Commenting on the recent sentencing of Charles Taylor by the UN’s Special Court for Sierra Leone (SC-SL) for 50 years and the ruling by the UN’s International Criminal Tribunal for Rwanda (ICTR) giving life imprisonment to Rwanda’s Nzabonimana, Professor Boyle, an expert in International Law, who teaches at the University of Illinois College of Law, told TamilNet, that UN’s "International Criminal Court (ICC) has become a joke and a fraud. I supported it originally. But no more. It has no credibility whatsoever. It [ICC] just goes after tin-pot dictators in Africa while real war criminals such as Bush…get off scot-free… I am keeping Rajapaksas et al on my list of things to do," Boyle said.
Tamil circles, while not disagreeing with this harsh assessment of the U.N., say that the sheer weight of Sri Lanka’s brutality amounting to genocide will ultimately force the UN to take action against the ruling Rajapaksa family and Sri Lanka, if the diaspora and the rights organizations are successful in keeping the memory of the Mu’l’livaaykkaal massacre alive.
Charles Taylor, former President of Liberia
Judge Lussick, an Australian-born Samoan, and two other judges calling the crimes committed by Charles Taylor, the former president of Liberia, in the neighbouring country of Sierra Leone as “some of the most heinous and brutal crimes recorded in human history,” sentenced the 64-year old Taylor that will exceed his life span.
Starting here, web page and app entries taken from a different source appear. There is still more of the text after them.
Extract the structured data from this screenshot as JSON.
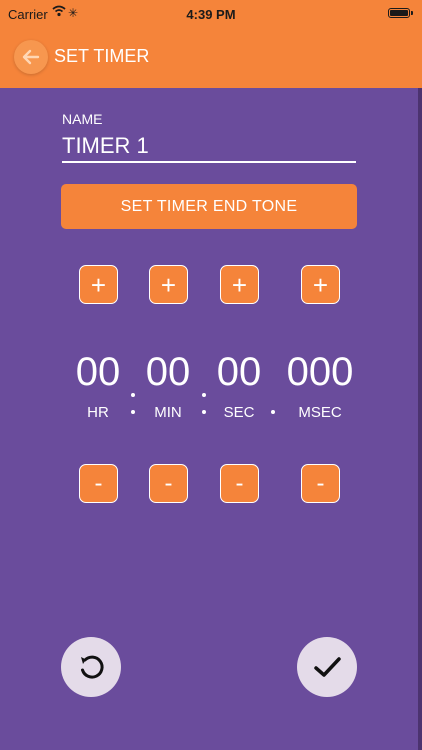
{
  "status_bar": {
    "carrier": "Carrier",
    "time": "4:39 PM"
  },
  "header": {
    "title": "SET TIMER",
    "back_icon": "back-arrow-icon"
  },
  "form": {
    "name_label": "NAME",
    "name_value": "TIMER 1",
    "tone_button_label": "SET TIMER END TONE"
  },
  "timer": {
    "plus_label": "+",
    "minus_label": "-",
    "fields": [
      {
        "value": "00",
        "unit": "HR"
      },
      {
        "value": "00",
        "unit": "MIN"
      },
      {
        "value": "00",
        "unit": "SEC"
      },
      {
        "value": "000",
        "unit": "MSEC"
      }
    ]
  },
  "actions": {
    "reset_icon": "reset-icon",
    "confirm_icon": "checkmark-icon"
  },
  "colors": {
    "accent": "#f5843a",
    "background": "#6a4c9c",
    "round_button": "#e4dbe9"
  }
}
Abetting mass murder, rape and amputation is a truly extraordinary crime deserving an extraordinary punishment, and the court took the position that Mr. Taylor’s status as a head of state at the time of the offences was an aggravating factor; a public trust had been betrayed, said Canada’s Globe and Mail.
"Any head of state or government should take pause before authorizing aid to armed factions in civil wars which may turn out to be viciously barbarous. Presidents and prime ministers should long remember Charles Taylor," the paper warned.
Meanwhile, within a week after the Taylor judgement, the International Criminal Tribunal for Rwanda (ICTR) found former Rwandan youth minister Callixte Nzabonimana guilty of playing a key role in the genocide, conspiracy, incitement and extermination of nearly 800,000 minority Tutsis and politically moderate Hutus in 100 days between April and June 1994.
A meeting held in the town of Murambi, in the central Gitarama province led to "an agreement" between Nzabonimana and other ministers "to encourage the killing of Tutsis… with the specific intent to destroy, in whole or in part, the Tutsi population as such in Gitarama prefecture," the AFP said referring to the court’s verdict.